* _Exercise objective_:
Spot each line in the records below where the word "arrow" occurs, then copy it.

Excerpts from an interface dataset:
####################

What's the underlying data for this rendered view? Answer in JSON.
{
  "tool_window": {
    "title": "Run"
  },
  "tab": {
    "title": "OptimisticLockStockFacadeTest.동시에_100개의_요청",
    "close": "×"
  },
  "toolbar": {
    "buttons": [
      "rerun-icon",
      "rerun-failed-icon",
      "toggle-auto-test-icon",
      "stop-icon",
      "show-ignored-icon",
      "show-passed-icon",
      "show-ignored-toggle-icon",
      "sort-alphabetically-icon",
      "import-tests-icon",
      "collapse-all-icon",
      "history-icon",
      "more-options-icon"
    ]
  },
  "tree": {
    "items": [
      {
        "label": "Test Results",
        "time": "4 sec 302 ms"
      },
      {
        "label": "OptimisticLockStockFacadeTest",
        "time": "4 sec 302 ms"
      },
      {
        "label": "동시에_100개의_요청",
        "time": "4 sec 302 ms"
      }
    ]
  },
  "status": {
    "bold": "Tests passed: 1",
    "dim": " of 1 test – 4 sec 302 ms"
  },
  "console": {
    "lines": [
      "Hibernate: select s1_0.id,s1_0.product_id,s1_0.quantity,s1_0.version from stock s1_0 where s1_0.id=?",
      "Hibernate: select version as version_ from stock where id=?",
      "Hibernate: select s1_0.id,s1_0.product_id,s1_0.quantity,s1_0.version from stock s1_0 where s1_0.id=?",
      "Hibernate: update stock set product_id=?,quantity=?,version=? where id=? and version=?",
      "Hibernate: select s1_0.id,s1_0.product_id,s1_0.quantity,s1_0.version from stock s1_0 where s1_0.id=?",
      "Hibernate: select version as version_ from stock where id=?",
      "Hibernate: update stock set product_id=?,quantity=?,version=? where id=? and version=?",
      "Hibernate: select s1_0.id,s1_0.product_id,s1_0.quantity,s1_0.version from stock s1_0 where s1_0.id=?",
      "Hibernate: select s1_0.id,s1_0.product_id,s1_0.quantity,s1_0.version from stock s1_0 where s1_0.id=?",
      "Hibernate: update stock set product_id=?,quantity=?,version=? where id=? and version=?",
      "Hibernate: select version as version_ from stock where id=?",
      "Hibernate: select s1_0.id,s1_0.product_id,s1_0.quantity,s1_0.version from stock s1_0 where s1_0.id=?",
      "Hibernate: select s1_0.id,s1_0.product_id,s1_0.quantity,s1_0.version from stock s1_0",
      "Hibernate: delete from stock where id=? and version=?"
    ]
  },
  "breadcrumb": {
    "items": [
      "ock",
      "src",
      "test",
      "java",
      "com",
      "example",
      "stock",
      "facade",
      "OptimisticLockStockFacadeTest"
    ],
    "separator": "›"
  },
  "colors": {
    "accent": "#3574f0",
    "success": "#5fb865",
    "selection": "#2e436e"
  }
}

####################

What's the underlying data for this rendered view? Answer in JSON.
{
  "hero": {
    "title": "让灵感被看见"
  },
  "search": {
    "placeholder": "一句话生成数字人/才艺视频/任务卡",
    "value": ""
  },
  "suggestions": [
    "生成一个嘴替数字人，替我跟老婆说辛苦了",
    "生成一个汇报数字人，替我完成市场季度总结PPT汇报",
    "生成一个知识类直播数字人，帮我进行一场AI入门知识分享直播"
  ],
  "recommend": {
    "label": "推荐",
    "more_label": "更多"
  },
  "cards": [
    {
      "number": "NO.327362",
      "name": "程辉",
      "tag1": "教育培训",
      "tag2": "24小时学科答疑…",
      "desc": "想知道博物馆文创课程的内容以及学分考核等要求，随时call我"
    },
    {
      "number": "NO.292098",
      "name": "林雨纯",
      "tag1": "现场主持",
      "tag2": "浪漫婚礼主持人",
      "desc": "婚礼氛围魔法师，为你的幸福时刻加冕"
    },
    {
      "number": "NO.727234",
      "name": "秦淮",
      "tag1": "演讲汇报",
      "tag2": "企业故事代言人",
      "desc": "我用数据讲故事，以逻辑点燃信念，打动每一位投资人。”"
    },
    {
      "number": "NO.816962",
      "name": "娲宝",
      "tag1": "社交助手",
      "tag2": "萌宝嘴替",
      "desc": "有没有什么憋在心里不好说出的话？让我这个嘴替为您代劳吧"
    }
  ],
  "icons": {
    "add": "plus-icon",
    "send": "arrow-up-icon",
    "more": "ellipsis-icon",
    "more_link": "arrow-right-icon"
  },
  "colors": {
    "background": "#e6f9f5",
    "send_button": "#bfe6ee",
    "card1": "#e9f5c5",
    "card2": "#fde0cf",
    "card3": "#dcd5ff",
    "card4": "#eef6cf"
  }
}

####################

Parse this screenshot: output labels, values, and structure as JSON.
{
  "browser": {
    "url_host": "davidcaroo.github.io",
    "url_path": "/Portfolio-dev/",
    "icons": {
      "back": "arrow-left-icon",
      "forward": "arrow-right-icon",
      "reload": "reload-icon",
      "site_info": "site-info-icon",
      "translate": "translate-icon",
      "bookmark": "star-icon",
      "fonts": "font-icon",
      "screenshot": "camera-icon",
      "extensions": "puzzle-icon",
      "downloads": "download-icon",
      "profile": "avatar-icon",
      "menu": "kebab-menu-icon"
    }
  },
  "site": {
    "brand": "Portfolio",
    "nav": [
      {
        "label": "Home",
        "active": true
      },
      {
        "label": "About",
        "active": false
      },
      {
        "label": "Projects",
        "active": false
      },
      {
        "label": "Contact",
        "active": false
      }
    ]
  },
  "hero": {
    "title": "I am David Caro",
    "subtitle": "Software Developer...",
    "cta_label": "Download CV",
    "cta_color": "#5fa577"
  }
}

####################

* _Solved exercise_:
    "send": "arrow-up-icon",
    "more_link": "arrow-right-icon"
      "back": "arrow-left-icon",
      "forward": "arrow-right-icon",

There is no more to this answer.